Working data:
----------
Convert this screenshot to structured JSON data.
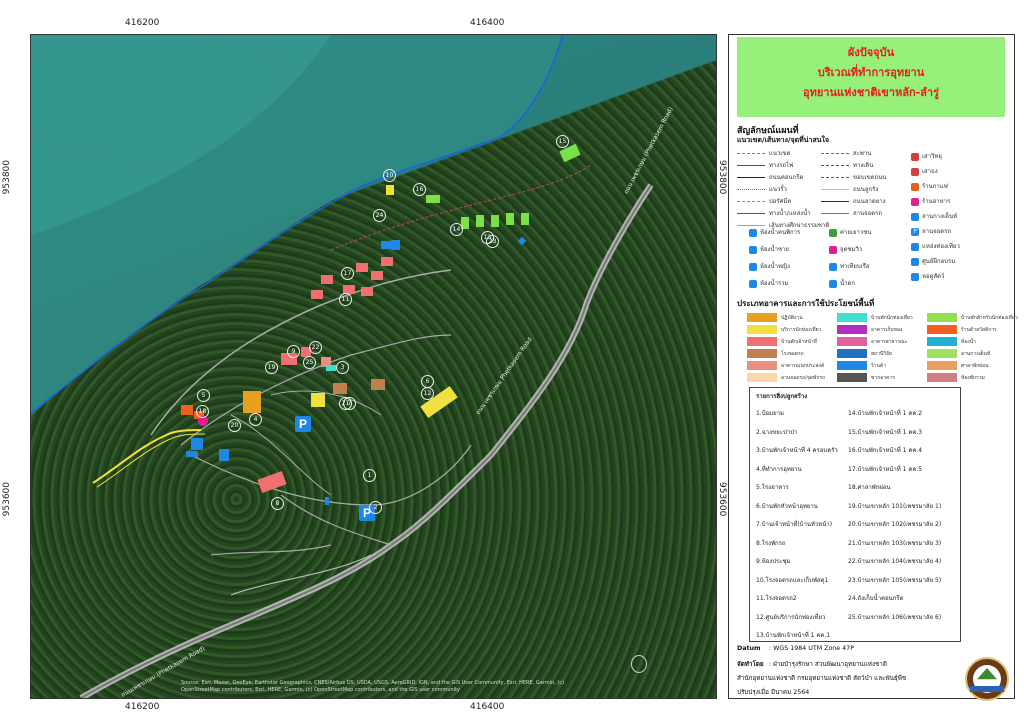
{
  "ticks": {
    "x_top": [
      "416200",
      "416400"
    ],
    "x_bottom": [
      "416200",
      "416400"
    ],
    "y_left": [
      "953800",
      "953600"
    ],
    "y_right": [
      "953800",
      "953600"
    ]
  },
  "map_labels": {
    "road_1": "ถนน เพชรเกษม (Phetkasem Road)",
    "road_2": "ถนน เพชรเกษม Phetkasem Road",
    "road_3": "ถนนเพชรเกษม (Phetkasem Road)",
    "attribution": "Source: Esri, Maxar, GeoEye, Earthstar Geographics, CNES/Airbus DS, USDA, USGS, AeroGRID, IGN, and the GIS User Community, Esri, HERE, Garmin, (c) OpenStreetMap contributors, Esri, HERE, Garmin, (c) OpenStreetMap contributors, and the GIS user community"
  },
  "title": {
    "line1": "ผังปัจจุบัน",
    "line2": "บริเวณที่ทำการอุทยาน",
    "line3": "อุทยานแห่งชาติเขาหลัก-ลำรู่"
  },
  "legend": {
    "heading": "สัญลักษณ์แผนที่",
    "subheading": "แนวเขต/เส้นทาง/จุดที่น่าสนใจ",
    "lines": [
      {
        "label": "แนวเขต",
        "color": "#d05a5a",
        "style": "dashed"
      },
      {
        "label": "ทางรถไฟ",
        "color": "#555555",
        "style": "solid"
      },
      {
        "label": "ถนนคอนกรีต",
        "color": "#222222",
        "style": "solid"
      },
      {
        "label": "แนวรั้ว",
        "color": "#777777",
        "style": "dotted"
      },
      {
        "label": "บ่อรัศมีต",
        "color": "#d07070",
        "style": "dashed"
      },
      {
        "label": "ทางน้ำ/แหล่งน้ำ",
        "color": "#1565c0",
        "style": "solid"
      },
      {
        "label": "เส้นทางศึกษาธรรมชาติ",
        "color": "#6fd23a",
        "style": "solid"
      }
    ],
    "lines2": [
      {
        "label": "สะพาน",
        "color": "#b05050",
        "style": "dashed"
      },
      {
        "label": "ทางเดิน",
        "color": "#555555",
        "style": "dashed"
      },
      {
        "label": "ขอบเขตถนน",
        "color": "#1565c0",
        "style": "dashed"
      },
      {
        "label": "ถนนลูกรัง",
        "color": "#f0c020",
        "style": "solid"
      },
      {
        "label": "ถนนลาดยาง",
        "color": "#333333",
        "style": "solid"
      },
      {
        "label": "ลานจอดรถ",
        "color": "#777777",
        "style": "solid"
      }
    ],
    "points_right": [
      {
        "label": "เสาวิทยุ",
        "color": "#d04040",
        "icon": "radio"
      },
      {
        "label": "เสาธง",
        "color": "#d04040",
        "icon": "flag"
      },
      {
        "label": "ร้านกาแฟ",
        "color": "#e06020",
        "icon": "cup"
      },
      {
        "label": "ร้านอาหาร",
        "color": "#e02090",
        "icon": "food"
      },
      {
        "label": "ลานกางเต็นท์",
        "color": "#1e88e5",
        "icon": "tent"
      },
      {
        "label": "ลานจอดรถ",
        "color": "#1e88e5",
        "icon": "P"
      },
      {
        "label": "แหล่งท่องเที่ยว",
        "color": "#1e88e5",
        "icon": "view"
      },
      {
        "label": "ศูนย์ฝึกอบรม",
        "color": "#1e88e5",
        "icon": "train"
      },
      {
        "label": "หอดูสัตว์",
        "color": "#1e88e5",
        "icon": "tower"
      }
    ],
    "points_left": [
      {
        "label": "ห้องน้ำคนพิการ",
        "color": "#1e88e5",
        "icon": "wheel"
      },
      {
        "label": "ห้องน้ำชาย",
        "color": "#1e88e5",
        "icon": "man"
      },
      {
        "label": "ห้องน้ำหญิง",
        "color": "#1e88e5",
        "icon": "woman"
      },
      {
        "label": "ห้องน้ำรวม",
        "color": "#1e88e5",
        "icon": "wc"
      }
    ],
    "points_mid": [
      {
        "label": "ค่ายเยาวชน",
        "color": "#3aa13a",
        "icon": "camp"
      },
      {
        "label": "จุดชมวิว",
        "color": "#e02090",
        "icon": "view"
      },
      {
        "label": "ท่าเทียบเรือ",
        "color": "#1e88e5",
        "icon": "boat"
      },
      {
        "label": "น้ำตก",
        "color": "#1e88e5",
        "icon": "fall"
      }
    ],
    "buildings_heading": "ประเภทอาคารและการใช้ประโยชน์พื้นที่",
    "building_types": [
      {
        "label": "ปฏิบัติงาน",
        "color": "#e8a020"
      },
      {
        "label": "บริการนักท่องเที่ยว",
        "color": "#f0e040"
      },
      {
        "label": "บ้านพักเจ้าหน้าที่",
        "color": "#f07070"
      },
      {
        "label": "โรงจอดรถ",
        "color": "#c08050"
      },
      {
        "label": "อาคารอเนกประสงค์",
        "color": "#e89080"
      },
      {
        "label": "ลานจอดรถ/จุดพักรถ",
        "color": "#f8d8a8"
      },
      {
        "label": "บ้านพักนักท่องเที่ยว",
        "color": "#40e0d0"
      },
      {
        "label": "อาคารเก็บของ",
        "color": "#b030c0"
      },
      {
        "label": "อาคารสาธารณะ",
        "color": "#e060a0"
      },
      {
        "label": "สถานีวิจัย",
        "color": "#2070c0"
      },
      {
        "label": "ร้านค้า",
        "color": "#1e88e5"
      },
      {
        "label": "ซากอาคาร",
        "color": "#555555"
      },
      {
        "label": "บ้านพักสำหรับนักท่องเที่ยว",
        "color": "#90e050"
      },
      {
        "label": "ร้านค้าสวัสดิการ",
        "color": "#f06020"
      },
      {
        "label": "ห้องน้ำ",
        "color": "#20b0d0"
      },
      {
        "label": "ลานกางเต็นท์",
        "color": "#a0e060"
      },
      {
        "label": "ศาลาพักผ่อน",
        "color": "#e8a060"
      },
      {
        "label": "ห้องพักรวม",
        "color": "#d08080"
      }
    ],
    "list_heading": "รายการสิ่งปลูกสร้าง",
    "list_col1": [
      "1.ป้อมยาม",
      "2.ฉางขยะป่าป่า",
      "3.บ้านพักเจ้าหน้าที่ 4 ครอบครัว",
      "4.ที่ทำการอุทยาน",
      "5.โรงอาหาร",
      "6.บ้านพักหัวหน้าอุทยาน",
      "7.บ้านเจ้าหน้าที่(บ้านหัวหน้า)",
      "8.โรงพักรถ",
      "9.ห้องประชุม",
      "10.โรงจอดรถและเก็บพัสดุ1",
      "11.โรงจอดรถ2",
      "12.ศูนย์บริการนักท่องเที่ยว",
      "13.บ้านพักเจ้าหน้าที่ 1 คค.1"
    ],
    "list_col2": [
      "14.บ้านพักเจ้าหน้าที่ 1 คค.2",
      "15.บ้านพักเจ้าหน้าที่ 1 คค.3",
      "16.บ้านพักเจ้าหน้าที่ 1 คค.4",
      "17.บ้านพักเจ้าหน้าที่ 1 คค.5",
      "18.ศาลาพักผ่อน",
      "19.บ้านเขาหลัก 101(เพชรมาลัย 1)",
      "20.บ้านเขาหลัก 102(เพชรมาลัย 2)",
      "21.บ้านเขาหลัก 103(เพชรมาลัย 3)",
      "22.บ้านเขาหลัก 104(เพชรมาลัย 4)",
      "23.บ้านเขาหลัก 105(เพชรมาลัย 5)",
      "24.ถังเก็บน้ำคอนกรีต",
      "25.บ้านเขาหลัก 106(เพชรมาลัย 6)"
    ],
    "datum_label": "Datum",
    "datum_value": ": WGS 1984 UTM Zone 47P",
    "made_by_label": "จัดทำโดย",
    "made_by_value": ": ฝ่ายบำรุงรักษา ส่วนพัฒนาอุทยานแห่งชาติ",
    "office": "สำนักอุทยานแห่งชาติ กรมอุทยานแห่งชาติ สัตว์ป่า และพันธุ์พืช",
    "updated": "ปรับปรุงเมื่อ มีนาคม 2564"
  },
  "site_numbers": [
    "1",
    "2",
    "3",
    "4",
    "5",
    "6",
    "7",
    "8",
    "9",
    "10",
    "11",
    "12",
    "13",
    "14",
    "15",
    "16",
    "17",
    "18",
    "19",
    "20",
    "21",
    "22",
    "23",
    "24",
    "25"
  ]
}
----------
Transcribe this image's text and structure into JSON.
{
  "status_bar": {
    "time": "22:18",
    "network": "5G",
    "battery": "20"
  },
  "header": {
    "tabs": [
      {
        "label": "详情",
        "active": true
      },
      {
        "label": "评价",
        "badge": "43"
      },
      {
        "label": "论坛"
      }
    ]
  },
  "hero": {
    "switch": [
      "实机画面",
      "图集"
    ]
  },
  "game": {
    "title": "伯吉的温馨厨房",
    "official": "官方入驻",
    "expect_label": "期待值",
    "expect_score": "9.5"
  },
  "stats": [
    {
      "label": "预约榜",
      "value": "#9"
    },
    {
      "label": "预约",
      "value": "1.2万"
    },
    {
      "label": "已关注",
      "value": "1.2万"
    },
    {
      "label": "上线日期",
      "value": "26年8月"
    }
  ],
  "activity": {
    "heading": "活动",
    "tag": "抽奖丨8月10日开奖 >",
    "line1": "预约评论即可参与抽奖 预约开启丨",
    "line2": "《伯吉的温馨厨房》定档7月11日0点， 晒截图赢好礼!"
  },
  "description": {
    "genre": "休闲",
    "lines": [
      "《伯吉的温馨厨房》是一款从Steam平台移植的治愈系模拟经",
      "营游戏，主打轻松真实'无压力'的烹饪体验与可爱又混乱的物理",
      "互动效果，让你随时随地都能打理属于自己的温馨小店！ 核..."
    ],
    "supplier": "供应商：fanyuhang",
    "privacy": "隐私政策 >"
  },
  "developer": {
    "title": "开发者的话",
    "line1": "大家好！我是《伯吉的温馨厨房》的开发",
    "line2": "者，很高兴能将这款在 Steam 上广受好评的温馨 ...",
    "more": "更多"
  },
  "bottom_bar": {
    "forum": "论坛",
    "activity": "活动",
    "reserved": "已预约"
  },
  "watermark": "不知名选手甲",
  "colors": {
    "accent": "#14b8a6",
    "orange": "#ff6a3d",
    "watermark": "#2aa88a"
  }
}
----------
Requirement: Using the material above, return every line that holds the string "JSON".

Final answer:
Convert this screenshot to structured JSON data.
Transcribe this image's text and structure into JSON.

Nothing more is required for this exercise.